In the days of the Apostle of God, on whom be peace, the enactment of this commandment made men who had up to four wives, should they prove unable to do due justice to each, reduce their household to one wife: while ensuring that even those who could do justice to many married only a maximum of four. Thus from the very beginning Islam brought order into the multiple marriage which the society of the day made necessary, outlawing neglect of a woman's rights, depriving the men of the unlimited freedom and absolute authority which they had in earlier days, and totally banishing the tyranny and oppression of women which pre-Islamic Arabs had exercised.
We find exemplary histories of Muslims who religiously performed the duties laid down for married men by Islam. In the "Majmu'-ul-Bayan" (Vol. 3, p.121), we read that one of the companions of the Prophet named Mu'az bin Jabal had two wives who both died of the same illness during the plague at about the same moment. Mu'az was so desirous to maintain true Islamic equality even after their death that he didn't want to bury one before the other, in case it seemed to show an irreligious preference, so he cast lots which should be the first to receive the funeral rites.
Some Westerners have a just and realistic attitude towards marriage as a social institution. Thus Arthur Schopenhauer in his book "Some Words about Women", writes: "In nations in which multiple marriage is legal, it is made possible for practically all women to have a husband, children and a true family life which meets their spiritual needs and satisfies their feminine instincts.
Unfortunately church laws in Europe have not allowed multiple marriage and left many women to a lonely life of spinsterhood. Some died unsatisfied; some were driven by their desires, or by the need to earn their livelihood, into immorality; some perished with qualms of conscience and broken hearts. Nor can I understand, after giving much thought to the matter, why a man, whose wife falls ill of a chronic and incurable disease or proves barren or unable to bear a living child, should not take a second wife alongside the first.
This is a question the Church should answer. Unfortunately it cannot. Good laws are those which ensure a happy life when obeyed, not those which deprive people of happiness or bind them hand and foot in trammels of unnecessary bondage or which incite people to despise them and so to rush to the other extreme of corruption, prostitution or other kinds of vice."
Mrs. Annie Besant, the theosophist, wrote: "The West claims to reject multiple marriage. But Western men have found ways round the official law, and take many women without the responsibilities of proper marriage, so that they are able to throw off their unwanted mistress when they have had their will with her, leaving her no alternative but to take to the streets. He never meant to take any responsibility for her future.
The fate of such a woman is a hundred times worse than that of one who enters a multiple marriage, who although she shares her husband with another woman, at least enjoys a husband's care and becomes a mother of a family in a family. When I see the thousands of women on our streets at night I am convinced that the West must learn from slam and cease to be so hypocritically shocked by its dispositions concerning multiple marriage; for Islam makes it possible for a woman to have a husband and children in her bosom legally, with all due respect, instead of enduring the shame of walking the streets trying to sell her body, probably bearing an illegitimate child in circumstances in which the law will do nothing for her, and she is simply the victim of the passions of men."
Dr. Gustave Le Bon writes: "Nothing has been more criticized in Europe than Eastern customs of multiple marriage.

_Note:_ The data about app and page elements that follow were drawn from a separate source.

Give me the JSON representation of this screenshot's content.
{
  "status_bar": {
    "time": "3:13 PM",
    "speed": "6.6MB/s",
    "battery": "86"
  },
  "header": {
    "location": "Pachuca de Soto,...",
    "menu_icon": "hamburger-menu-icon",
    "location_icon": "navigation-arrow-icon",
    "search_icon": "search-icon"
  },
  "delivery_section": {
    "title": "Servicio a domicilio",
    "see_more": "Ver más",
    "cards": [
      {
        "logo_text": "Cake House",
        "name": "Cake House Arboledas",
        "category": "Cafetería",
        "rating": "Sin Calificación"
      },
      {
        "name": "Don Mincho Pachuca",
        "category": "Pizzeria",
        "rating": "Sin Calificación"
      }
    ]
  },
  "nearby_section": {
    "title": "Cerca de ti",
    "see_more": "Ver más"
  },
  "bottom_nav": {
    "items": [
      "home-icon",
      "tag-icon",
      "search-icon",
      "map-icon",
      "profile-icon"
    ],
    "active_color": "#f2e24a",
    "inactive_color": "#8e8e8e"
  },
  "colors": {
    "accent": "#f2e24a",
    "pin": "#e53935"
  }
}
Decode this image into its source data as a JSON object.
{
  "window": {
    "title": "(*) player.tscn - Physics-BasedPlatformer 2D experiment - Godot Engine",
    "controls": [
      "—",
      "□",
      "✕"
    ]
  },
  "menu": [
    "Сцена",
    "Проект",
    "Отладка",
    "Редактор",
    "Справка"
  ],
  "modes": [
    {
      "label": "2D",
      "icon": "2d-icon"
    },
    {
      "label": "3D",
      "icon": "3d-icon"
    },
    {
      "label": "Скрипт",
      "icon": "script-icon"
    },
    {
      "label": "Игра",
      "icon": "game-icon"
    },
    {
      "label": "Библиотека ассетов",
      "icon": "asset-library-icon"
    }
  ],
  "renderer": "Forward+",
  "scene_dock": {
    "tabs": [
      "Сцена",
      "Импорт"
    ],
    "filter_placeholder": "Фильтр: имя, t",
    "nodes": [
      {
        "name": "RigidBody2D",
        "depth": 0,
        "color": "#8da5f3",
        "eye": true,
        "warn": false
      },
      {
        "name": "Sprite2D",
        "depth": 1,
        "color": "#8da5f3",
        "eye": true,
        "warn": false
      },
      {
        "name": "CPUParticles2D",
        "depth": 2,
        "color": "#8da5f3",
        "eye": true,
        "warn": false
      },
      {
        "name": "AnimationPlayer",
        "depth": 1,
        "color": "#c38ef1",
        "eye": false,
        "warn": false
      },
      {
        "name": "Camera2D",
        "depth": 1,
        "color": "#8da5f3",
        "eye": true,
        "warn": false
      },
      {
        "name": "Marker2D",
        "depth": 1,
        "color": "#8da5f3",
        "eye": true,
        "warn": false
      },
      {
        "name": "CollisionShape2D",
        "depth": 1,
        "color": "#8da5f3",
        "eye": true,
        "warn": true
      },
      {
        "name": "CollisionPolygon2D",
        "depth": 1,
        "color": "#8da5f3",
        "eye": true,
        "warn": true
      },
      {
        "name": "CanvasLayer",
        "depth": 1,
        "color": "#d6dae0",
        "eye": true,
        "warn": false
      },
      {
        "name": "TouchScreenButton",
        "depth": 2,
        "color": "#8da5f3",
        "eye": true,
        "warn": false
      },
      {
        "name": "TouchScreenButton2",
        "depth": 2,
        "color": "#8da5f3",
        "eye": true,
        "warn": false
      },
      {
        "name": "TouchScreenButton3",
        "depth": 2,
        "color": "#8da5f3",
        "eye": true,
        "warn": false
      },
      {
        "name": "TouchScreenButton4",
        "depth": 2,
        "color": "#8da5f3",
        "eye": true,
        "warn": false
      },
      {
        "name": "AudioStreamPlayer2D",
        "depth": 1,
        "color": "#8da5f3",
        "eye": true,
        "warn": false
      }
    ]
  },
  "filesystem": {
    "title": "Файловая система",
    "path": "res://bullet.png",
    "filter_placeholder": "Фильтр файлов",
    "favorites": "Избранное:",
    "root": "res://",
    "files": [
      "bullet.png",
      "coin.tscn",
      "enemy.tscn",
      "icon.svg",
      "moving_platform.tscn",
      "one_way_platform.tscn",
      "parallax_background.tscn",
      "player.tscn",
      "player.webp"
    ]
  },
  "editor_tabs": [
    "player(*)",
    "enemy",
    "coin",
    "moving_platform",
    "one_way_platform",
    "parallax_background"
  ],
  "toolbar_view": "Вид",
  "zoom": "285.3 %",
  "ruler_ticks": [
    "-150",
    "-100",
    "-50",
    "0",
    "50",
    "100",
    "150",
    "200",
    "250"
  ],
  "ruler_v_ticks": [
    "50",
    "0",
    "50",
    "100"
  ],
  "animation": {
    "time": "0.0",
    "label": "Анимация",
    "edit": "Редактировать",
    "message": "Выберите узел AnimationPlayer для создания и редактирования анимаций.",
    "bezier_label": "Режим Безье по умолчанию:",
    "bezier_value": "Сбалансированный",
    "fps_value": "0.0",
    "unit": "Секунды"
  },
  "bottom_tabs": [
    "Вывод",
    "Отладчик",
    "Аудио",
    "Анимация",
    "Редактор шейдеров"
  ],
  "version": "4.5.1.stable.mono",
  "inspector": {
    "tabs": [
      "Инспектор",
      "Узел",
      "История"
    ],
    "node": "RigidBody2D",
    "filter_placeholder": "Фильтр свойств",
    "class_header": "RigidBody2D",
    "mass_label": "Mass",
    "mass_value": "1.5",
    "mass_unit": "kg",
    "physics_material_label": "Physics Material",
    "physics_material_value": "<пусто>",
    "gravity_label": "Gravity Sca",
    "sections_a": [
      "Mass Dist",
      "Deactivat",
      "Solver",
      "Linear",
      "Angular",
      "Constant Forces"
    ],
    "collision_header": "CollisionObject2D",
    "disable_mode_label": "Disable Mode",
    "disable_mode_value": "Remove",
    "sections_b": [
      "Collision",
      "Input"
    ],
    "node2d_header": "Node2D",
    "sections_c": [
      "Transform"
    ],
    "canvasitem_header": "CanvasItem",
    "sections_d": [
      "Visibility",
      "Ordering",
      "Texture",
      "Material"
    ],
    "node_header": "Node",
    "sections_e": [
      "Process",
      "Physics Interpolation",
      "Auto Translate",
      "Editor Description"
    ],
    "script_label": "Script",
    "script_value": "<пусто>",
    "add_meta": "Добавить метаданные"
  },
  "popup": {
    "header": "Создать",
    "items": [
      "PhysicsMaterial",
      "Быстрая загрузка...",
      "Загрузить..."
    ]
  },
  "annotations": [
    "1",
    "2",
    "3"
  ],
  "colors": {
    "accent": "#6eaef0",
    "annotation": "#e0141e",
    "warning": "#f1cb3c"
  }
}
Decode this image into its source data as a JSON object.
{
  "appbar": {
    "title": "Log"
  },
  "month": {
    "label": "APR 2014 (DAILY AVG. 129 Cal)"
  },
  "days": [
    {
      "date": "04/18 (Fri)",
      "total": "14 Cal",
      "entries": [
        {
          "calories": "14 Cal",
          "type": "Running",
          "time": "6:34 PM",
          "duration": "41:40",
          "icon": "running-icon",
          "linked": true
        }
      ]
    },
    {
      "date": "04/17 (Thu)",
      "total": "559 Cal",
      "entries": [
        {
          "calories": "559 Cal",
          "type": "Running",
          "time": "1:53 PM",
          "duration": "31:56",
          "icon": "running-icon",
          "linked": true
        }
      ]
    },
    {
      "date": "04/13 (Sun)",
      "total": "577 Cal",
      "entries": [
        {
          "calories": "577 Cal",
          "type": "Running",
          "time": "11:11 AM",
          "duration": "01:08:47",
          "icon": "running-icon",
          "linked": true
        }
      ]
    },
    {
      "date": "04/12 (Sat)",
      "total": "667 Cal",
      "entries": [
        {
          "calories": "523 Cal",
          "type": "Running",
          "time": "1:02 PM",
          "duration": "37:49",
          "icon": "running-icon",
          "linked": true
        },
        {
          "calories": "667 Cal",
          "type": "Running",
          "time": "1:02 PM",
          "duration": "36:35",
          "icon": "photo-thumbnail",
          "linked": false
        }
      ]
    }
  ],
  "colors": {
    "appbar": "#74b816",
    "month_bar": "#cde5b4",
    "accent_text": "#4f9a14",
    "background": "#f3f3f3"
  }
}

No view held in Europe has shown the same amount of ignorance and error as this criticism. Surely the legal multiple marriage of the East is better than the hypocritical secretive multiple marriage of the West. The clandestine nature of the illicit relationship is degrading to both parties. The legalisation of multiple marriage is far more seemly in every respect."